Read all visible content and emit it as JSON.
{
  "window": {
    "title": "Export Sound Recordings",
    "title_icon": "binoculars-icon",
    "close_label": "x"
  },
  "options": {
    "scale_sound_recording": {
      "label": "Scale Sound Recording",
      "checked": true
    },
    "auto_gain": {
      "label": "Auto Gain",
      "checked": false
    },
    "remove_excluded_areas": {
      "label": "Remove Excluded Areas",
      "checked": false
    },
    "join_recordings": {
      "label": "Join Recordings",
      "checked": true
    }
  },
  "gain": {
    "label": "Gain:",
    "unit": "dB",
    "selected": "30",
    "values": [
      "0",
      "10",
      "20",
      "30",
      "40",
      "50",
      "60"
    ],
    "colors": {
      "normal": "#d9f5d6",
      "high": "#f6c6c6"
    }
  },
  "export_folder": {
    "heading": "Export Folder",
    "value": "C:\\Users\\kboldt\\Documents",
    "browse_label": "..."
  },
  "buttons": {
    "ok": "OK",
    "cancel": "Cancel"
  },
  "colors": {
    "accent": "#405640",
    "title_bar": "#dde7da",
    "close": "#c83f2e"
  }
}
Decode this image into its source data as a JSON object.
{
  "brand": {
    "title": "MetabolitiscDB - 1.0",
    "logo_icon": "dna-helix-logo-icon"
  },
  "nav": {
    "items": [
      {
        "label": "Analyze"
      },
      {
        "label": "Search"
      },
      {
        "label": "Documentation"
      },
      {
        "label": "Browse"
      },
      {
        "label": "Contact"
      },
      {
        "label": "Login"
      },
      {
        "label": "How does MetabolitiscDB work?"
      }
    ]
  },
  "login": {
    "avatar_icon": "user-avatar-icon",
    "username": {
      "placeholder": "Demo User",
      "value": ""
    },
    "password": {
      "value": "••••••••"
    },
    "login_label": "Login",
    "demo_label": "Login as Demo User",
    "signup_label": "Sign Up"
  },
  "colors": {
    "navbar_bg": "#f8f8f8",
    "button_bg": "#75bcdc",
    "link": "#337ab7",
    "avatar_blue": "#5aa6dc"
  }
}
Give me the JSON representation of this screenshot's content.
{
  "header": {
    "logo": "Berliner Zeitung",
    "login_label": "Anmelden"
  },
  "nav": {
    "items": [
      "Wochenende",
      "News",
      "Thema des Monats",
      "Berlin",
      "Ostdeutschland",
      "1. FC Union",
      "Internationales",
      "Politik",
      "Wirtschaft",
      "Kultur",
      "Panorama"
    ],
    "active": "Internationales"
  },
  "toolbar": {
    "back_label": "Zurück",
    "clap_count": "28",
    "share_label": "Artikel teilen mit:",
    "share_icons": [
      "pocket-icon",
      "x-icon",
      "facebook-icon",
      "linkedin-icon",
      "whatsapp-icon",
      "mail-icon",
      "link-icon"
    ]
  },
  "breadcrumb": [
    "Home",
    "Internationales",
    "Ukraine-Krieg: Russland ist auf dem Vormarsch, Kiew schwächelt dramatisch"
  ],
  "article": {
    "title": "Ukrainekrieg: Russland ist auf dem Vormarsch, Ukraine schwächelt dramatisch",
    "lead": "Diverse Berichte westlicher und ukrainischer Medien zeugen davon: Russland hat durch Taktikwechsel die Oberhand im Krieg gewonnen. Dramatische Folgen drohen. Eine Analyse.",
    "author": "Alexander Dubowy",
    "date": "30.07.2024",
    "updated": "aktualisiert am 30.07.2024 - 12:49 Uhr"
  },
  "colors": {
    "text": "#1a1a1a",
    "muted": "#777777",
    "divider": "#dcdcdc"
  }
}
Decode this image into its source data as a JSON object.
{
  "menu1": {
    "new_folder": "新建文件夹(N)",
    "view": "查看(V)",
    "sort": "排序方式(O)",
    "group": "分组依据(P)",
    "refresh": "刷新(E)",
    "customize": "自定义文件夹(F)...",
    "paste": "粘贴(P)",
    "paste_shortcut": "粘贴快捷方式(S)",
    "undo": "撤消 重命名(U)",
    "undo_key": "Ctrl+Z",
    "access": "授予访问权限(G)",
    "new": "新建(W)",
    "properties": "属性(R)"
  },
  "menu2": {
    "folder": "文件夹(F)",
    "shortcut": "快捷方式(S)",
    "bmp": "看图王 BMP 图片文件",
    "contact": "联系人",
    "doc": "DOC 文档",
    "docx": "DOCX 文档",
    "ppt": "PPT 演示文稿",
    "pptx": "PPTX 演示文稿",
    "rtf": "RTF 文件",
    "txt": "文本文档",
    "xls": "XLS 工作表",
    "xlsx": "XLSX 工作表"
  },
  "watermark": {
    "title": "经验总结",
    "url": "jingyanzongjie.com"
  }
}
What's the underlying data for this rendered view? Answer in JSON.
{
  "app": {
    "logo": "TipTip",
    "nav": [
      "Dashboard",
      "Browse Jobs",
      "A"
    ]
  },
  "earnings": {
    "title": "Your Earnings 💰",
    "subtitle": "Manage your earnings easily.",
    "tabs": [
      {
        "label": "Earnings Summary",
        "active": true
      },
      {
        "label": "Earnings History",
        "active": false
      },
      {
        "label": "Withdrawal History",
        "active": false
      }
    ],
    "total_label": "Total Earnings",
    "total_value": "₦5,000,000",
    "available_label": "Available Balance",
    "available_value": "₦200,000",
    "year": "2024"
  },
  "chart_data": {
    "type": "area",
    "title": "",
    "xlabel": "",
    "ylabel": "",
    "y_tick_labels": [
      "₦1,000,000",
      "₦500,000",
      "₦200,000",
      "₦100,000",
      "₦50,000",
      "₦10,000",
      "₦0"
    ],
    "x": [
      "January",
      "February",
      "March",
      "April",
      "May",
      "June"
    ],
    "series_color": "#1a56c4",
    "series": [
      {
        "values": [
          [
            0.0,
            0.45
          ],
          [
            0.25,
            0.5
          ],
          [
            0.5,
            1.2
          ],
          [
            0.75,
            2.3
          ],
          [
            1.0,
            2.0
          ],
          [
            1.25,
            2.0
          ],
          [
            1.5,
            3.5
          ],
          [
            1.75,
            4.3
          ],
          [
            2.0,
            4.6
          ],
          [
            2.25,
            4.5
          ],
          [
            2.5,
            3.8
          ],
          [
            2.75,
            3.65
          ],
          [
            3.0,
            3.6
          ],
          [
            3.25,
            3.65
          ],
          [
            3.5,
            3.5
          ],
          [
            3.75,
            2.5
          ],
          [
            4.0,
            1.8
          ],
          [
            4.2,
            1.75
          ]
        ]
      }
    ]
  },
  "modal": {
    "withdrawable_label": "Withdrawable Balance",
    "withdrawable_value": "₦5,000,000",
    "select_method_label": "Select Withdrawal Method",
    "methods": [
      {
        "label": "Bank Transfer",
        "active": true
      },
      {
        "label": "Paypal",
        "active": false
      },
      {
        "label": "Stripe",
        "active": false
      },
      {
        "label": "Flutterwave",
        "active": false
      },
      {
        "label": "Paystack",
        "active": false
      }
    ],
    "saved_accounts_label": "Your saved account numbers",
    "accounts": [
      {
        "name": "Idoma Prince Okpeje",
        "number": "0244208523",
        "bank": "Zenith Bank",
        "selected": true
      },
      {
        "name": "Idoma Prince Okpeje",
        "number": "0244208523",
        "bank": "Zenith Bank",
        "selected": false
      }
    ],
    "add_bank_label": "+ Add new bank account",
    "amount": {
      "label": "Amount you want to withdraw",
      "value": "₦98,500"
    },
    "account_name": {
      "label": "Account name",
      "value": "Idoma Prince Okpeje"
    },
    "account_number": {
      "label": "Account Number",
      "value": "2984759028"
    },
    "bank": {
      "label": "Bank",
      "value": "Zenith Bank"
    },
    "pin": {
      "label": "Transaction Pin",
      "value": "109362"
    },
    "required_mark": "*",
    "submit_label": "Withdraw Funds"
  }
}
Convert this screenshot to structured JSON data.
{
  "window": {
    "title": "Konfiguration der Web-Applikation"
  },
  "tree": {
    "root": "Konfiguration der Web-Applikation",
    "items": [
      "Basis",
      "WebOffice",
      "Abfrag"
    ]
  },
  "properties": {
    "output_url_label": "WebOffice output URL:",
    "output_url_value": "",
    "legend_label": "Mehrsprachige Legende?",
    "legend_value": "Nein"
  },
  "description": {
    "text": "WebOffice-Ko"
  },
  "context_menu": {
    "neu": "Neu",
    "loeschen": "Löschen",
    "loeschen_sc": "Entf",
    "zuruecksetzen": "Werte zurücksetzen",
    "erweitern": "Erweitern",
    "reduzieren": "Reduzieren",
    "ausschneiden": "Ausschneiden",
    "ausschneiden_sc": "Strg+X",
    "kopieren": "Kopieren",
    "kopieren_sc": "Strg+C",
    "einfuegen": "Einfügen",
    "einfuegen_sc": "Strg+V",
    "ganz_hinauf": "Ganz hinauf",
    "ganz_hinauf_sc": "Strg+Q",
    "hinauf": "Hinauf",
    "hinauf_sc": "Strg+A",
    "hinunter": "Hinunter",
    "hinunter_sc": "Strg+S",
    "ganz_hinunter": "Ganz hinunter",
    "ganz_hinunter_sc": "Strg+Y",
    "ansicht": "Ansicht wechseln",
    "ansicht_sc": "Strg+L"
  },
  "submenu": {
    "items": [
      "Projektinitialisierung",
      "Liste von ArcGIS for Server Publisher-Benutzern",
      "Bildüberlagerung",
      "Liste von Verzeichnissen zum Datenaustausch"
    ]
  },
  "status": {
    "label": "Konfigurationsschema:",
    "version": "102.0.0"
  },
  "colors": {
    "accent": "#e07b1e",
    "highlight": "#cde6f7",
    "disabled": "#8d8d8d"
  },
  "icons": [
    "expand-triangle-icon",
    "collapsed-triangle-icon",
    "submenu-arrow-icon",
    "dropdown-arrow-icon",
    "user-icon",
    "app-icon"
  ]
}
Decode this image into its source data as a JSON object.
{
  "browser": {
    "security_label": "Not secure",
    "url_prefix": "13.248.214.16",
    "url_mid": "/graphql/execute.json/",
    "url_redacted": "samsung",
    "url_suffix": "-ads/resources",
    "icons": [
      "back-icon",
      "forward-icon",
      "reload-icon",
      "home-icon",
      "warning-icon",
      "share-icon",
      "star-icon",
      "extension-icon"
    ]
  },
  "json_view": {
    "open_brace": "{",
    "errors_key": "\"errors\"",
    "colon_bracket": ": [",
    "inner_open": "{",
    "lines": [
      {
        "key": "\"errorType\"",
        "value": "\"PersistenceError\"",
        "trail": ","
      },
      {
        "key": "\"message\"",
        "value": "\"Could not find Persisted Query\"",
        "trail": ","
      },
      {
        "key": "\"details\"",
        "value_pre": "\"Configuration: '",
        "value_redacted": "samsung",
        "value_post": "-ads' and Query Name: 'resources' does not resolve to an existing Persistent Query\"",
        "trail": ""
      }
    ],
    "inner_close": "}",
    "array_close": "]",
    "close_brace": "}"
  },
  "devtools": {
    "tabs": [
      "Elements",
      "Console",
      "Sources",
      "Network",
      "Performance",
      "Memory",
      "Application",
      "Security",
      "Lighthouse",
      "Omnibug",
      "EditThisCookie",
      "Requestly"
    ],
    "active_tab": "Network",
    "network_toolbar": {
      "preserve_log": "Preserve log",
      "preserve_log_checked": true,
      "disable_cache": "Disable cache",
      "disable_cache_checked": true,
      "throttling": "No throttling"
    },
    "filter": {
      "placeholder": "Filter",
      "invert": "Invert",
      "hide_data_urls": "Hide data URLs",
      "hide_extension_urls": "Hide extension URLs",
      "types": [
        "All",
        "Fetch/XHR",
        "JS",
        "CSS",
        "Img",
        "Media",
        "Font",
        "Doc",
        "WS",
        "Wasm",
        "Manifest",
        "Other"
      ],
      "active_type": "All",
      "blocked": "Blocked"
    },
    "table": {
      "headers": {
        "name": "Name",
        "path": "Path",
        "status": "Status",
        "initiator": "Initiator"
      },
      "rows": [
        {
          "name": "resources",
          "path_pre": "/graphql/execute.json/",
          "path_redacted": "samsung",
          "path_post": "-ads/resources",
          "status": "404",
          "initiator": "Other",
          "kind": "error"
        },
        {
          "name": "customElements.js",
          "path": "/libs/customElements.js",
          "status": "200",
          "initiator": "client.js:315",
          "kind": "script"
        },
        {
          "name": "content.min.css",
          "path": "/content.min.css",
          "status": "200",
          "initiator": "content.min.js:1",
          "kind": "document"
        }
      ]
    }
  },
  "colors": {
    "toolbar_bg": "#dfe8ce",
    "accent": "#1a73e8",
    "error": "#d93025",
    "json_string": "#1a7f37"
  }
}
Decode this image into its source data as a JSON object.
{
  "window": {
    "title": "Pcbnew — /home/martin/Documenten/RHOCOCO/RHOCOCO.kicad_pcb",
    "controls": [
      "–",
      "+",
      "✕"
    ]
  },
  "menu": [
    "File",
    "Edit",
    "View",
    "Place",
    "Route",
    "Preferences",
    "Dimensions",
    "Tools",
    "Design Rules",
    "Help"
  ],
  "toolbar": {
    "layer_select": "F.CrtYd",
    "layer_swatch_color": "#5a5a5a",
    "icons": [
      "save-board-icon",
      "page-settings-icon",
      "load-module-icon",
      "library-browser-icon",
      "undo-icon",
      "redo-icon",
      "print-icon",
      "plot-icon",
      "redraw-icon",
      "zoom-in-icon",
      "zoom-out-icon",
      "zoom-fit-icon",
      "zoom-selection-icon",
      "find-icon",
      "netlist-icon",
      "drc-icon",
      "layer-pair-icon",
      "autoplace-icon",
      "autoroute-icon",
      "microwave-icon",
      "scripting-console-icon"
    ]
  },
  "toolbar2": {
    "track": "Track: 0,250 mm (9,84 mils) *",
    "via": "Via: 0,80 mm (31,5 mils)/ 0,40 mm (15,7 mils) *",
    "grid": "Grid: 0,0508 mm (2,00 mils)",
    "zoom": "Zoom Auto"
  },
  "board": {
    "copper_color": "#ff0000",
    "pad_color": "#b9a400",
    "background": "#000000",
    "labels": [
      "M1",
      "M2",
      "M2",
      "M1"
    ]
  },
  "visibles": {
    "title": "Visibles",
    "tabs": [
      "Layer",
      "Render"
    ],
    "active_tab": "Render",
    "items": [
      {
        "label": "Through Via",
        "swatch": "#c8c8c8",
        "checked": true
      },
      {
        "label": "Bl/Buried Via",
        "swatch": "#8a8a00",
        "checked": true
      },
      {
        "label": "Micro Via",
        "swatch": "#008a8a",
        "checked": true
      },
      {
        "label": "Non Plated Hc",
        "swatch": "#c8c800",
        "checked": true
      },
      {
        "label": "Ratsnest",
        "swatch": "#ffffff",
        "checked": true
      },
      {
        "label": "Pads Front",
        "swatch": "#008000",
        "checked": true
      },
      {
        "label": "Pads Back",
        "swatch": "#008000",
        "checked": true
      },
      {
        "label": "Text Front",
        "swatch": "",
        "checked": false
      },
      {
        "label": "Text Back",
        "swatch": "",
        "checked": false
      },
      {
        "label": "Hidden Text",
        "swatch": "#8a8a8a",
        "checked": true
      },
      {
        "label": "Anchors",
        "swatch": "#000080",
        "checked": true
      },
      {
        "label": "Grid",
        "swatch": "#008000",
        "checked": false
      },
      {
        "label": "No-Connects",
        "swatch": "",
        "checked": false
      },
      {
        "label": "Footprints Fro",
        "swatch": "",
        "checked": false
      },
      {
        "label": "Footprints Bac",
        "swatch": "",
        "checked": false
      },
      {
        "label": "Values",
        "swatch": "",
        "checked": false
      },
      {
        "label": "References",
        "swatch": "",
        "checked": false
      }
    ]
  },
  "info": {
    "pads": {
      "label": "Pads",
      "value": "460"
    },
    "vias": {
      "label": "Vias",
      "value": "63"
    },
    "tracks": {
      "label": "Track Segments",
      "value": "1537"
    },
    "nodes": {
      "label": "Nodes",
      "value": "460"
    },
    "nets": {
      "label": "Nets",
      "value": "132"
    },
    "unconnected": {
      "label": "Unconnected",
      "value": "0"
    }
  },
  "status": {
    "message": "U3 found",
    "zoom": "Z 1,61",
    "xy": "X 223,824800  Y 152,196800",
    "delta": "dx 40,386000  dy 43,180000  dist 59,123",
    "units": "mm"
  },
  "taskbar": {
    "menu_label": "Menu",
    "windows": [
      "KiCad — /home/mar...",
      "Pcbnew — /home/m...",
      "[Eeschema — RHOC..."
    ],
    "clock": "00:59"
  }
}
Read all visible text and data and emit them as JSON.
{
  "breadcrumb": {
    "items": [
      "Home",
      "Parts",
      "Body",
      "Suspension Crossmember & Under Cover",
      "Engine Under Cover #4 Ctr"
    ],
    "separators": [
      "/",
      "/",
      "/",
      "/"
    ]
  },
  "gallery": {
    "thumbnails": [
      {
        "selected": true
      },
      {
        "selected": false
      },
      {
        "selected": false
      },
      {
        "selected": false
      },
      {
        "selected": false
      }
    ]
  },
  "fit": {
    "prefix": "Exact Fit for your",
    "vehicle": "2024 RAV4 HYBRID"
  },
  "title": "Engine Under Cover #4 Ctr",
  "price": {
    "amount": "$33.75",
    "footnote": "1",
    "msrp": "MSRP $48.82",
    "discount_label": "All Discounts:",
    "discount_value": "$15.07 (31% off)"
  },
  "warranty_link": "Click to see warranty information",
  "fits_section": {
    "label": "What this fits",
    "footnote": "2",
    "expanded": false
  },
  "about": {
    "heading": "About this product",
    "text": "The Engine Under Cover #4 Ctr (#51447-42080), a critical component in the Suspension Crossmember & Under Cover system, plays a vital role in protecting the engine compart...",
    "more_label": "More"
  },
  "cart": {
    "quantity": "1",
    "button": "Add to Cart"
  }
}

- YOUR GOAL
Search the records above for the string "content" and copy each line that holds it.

- RESULT
Read all visible content and emit it as JSON.
Give me the JSON representation of this screenshot's content.
          "name": "content.min.css",
          "path": "/content.min.css",
          "initiator": "content.min.js:1",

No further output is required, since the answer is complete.